Where the string "Users" occurs in a line of the data below, that line should be copied.

- Provided records -
****************

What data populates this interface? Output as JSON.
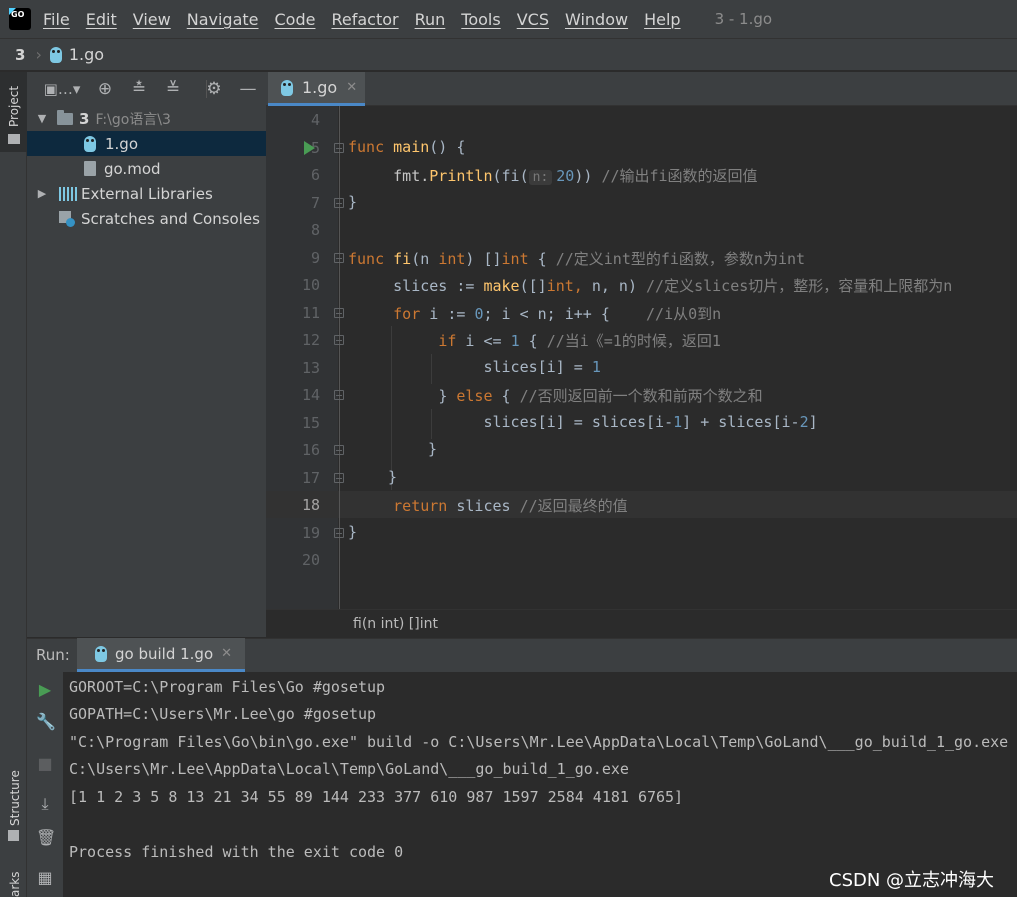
{
  "menubar": {
    "logo_icon": "goland-logo",
    "items": [
      "File",
      "Edit",
      "View",
      "Navigate",
      "Code",
      "Refactor",
      "Run",
      "Tools",
      "VCS",
      "Window",
      "Help"
    ],
    "window_title": "3 - 1.go"
  },
  "breadcrumb": {
    "root": "3",
    "file": "1.go"
  },
  "left_strip": {
    "project_tab": "Project",
    "structure_tab": "Structure",
    "bookmarks_tab": "arks"
  },
  "project": {
    "toolbar_icons": [
      "panel-icon",
      "locate-icon",
      "expand-all-icon",
      "collapse-all-icon",
      "gear-icon",
      "minimize-icon"
    ],
    "tree": {
      "root_name": "3",
      "root_path": "F:\\go语言\\3",
      "file_1": "1.go",
      "file_2": "go.mod",
      "external_libraries": "External Libraries",
      "scratches": "Scratches and Consoles"
    }
  },
  "editor": {
    "tab_label": "1.go",
    "line_numbers": [
      "4",
      "5",
      "6",
      "7",
      "8",
      "9",
      "10",
      "11",
      "12",
      "13",
      "14",
      "15",
      "16",
      "17",
      "18",
      "19",
      "20"
    ],
    "current_line": "18",
    "code": {
      "l5_kw": "func",
      "l5_fn": "main",
      "l5_rest": "() {",
      "l6_pkg": "fmt.",
      "l6_fn": "Println",
      "l6_a": "(fi(",
      "l6_hint": "n:",
      "l6_num": "20",
      "l6_b": ")) ",
      "l6_cmt": "//输出fi函数的返回值",
      "l7": "}",
      "l9_kw": "func",
      "l9_fn": "fi",
      "l9_a": "(n ",
      "l9_int": "int",
      "l9_b": ") []",
      "l9_int2": "int",
      "l9_c": " { ",
      "l9_cmt": "//定义int型的fi函数，参数n为int",
      "l10_a": "slices := ",
      "l10_fn": "make",
      "l10_b": "([]",
      "l10_int": "int, ",
      "l10_c": "n, n) ",
      "l10_cmt": "//定义slices切片，整形，容量和上限都为n",
      "l11_kw": "for",
      "l11_a": " i := ",
      "l11_num": "0",
      "l11_b": "; i < n; i++ {    ",
      "l11_cmt": "//i从0到n",
      "l12_kw": "if",
      "l12_a": " i <= ",
      "l12_num": "1",
      "l12_b": " { ",
      "l12_cmt": "//当i《=1的时候，返回1",
      "l13_a": "slices[i] = ",
      "l13_num": "1",
      "l14_a": "} ",
      "l14_kw": "else",
      "l14_b": " { ",
      "l14_cmt": "//否则返回前一个数和前两个数之和",
      "l15_a": "slices[i] = slices[i-",
      "l15_n1": "1",
      "l15_b": "] + slices[i-",
      "l15_n2": "2",
      "l15_c": "]",
      "l16": "}",
      "l17": "}",
      "l18_kw": "return",
      "l18_a": " slices ",
      "l18_cmt": "//返回最终的值",
      "l19": "}"
    },
    "signature_crumb": "fi(n int) []int"
  },
  "run_panel": {
    "label": "Run:",
    "tab_label": "go build 1.go",
    "side_icons": [
      "run-icon",
      "wrench-icon",
      "stop-icon",
      "scroll-to-end-icon",
      "trash-icon",
      "layout-icon"
    ],
    "console": [
      "GOROOT=C:\\Program Files\\Go #gosetup",
      "GOPATH=C:\\Users\\Mr.Lee\\go #gosetup",
      "\"C:\\Program Files\\Go\\bin\\go.exe\" build -o C:\\Users\\Mr.Lee\\AppData\\Local\\Temp\\GoLand\\___go_build_1_go.exe",
      "C:\\Users\\Mr.Lee\\AppData\\Local\\Temp\\GoLand\\___go_build_1_go.exe",
      "[1 1 2 3 5 8 13 21 34 55 89 144 233 377 610 987 1597 2584 4181 6765]",
      "",
      "Process finished with the exit code 0"
    ]
  },
  "watermark": "CSDN @立志冲海大"
}
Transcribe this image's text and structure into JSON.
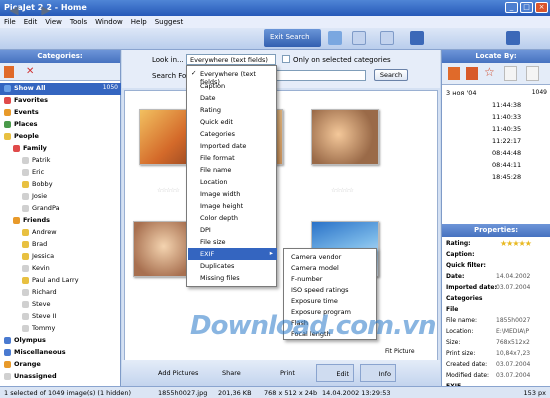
{
  "title": "PicaJet 2.2 - Home",
  "menu": [
    "File",
    "Edit",
    "View",
    "Tools",
    "Window",
    "Help",
    "Suggest"
  ],
  "toolbar": {
    "exit_search": "Exit Search"
  },
  "categories": {
    "header": "Categories:",
    "items": [
      {
        "label": "Show All",
        "count": "1050",
        "indent": 0,
        "selected": true,
        "color": "#6aa0e8"
      },
      {
        "label": "Favorites",
        "count": "",
        "indent": 0,
        "color": "#e04a4a"
      },
      {
        "label": "Events",
        "count": "",
        "indent": 0,
        "color": "#e89a2a"
      },
      {
        "label": "Places",
        "count": "",
        "indent": 0,
        "color": "#4a9a4a"
      },
      {
        "label": "People",
        "count": "",
        "indent": 0,
        "color": "#e8c040"
      },
      {
        "label": "Family",
        "count": "",
        "indent": 1,
        "color": "#e04a4a"
      },
      {
        "label": "Patrik",
        "count": "",
        "indent": 2,
        "color": "#d0d0d0"
      },
      {
        "label": "Eric",
        "count": "",
        "indent": 2,
        "color": "#d0d0d0"
      },
      {
        "label": "Bobby",
        "count": "",
        "indent": 2,
        "color": "#e8c040"
      },
      {
        "label": "Josie",
        "count": "",
        "indent": 2,
        "color": "#d0d0d0"
      },
      {
        "label": "GrandPa",
        "count": "",
        "indent": 2,
        "color": "#d0d0d0"
      },
      {
        "label": "Friends",
        "count": "",
        "indent": 1,
        "color": "#e89a2a"
      },
      {
        "label": "Andrew",
        "count": "",
        "indent": 2,
        "color": "#e8c040"
      },
      {
        "label": "Brad",
        "count": "",
        "indent": 2,
        "color": "#e8c040"
      },
      {
        "label": "Jessica",
        "count": "",
        "indent": 2,
        "color": "#e8c040"
      },
      {
        "label": "Kevin",
        "count": "",
        "indent": 2,
        "color": "#d0d0d0"
      },
      {
        "label": "Paul and Larry",
        "count": "",
        "indent": 2,
        "color": "#e8c040"
      },
      {
        "label": "Richard",
        "count": "",
        "indent": 2,
        "color": "#d0d0d0"
      },
      {
        "label": "Steve",
        "count": "",
        "indent": 2,
        "color": "#d0d0d0"
      },
      {
        "label": "Steve II",
        "count": "",
        "indent": 2,
        "color": "#d0d0d0"
      },
      {
        "label": "Tommy",
        "count": "",
        "indent": 2,
        "color": "#d0d0d0"
      },
      {
        "label": "Olympus",
        "count": "",
        "indent": 0,
        "color": "#4a7ad0"
      },
      {
        "label": "Miscellaneous",
        "count": "",
        "indent": 0,
        "color": "#4a7ad0"
      },
      {
        "label": "Orange",
        "count": "",
        "indent": 0,
        "color": "#e89a2a"
      },
      {
        "label": "Unassigned",
        "count": "",
        "indent": 0,
        "color": "#d0d0d0"
      }
    ]
  },
  "search": {
    "look_in_label": "Look in...",
    "look_in_value": "Everywhere (text fields)",
    "only_selected": "Only on selected categories",
    "search_for_label": "Search For",
    "search_button": "Search"
  },
  "lookin_menu": [
    {
      "label": "Everywhere (text fields)",
      "checked": true
    },
    {
      "label": "Caption"
    },
    {
      "label": "Date"
    },
    {
      "label": "Rating"
    },
    {
      "label": "Quick edit"
    },
    {
      "label": "Categories"
    },
    {
      "label": "Imported date"
    },
    {
      "label": "File format"
    },
    {
      "label": "File name"
    },
    {
      "label": "Location"
    },
    {
      "label": "Image width"
    },
    {
      "label": "Image height"
    },
    {
      "label": "Color depth"
    },
    {
      "label": "DPI"
    },
    {
      "label": "File size"
    },
    {
      "label": "EXIF",
      "highlight": true
    },
    {
      "label": "Duplicates"
    },
    {
      "label": "Missing files"
    }
  ],
  "exif_menu": [
    "Camera vendor",
    "Camera model",
    "F-number",
    "ISO speed ratings",
    "Exposure time",
    "Exposure program",
    "Flash",
    "Focal length"
  ],
  "locate": {
    "header": "Locate By:",
    "date_label": "3 нoя '04",
    "date_count": "1049",
    "times": [
      "11:44:38",
      "11:40:33",
      "11:40:35",
      "11:22:17",
      "08:44:48",
      "08:44:11",
      "18:45:28"
    ]
  },
  "properties": {
    "header": "Properties:",
    "rows": [
      {
        "label": "Rating:",
        "value": ""
      },
      {
        "label": "Caption:",
        "value": ""
      },
      {
        "label": "Quick filter:",
        "value": ""
      },
      {
        "label": "Date:",
        "value": "14.04.2002"
      },
      {
        "label": "Imported date:",
        "value": "03.07.2004"
      }
    ],
    "section_categories": "Categories",
    "section_file": "File",
    "file_rows": [
      {
        "label": "File name:",
        "value": "1855h0027"
      },
      {
        "label": "Location:",
        "value": "E:\\MEDIA\\P"
      },
      {
        "label": "Size:",
        "value": "768x512x2"
      },
      {
        "label": "Print size:",
        "value": "10,84x7,23"
      },
      {
        "label": "Created date:",
        "value": "03.07.2004"
      },
      {
        "label": "Modified date:",
        "value": "03.07.2004"
      }
    ],
    "section_exif": "EXIF"
  },
  "bottom": {
    "add": "Add Pictures",
    "share": "Share",
    "print": "Print",
    "edit": "Edit",
    "info": "Info",
    "fit": "Fit Picture"
  },
  "status": {
    "selection": "1 selected of 1049 image(s) (1 hidden)",
    "file": "1855h0027.jpg",
    "size": "201,36 KB",
    "dims": "768 x 512 x 24b",
    "date": "14.04.2002 13:29:53",
    "zoom": "153 px"
  },
  "watermark": "Download.com.vn"
}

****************

- Answer section -
      "GOPATH=C:\\Users\\Mr.Lee\\go #gosetup",
      "\"C:\\Program Files\\Go\\bin\\go.exe\" build -o C:\\Users\\Mr.Lee\\AppData\\Local\\Temp\\GoLand\\___go_build_1_go.exe",
      "C:\\Users\\Mr.Lee\\AppData\\Local\\Temp\\GoLand\\___go_build_1_go.exe",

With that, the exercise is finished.